**Task brief**
Restate the listing below line for line and word for word, without the pictures.

== Entries shown ==

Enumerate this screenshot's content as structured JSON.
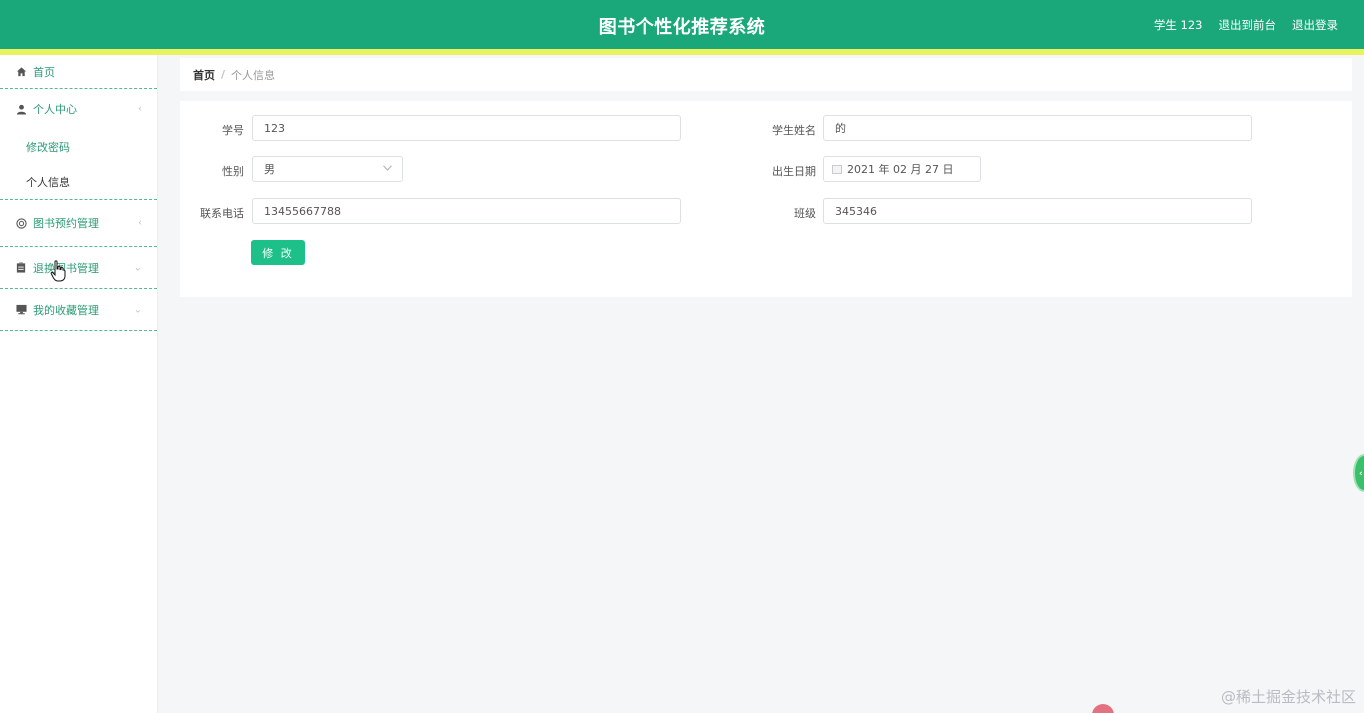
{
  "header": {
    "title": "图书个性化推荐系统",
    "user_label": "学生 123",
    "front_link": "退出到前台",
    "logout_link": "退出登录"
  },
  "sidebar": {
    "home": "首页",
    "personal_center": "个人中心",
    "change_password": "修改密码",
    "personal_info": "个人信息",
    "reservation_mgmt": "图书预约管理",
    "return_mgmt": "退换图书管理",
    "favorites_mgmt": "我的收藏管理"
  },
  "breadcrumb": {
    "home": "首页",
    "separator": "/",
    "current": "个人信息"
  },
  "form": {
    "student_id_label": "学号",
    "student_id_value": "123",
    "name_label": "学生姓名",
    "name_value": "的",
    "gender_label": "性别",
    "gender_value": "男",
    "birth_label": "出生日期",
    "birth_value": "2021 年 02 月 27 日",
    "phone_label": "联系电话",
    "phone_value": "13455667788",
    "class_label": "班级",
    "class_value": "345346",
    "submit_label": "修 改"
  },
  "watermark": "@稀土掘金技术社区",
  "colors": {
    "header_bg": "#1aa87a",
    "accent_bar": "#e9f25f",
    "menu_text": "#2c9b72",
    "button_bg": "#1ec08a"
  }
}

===

**Task solution**
Enumerate this screenshot's content as structured JSON.
{
  "header": {
    "title": "图书个性化推荐系统",
    "user_label": "学生 123",
    "front_link": "退出到前台",
    "logout_link": "退出登录"
  },
  "sidebar": {
    "home": "首页",
    "personal_center": "个人中心",
    "change_password": "修改密码",
    "personal_info": "个人信息",
    "reservation_mgmt": "图书预约管理",
    "return_mgmt": "退换图书管理",
    "favorites_mgmt": "我的收藏管理"
  },
  "breadcrumb": {
    "home": "首页",
    "separator": "/",
    "current": "个人信息"
  },
  "form": {
    "student_id_label": "学号",
    "student_id_value": "123",
    "name_label": "学生姓名",
    "name_value": "的",
    "gender_label": "性别",
    "gender_value": "男",
    "birth_label": "出生日期",
    "birth_value": "2021 年 02 月 27 日",
    "phone_label": "联系电话",
    "phone_value": "13455667788",
    "class_label": "班级",
    "class_value": "345346",
    "submit_label": "修 改"
  },
  "watermark": "@稀土掘金技术社区",
  "colors": {
    "header_bg": "#1aa87a",
    "accent_bar": "#e9f25f",
    "menu_text": "#2c9b72",
    "button_bg": "#1ec08a"
  }
}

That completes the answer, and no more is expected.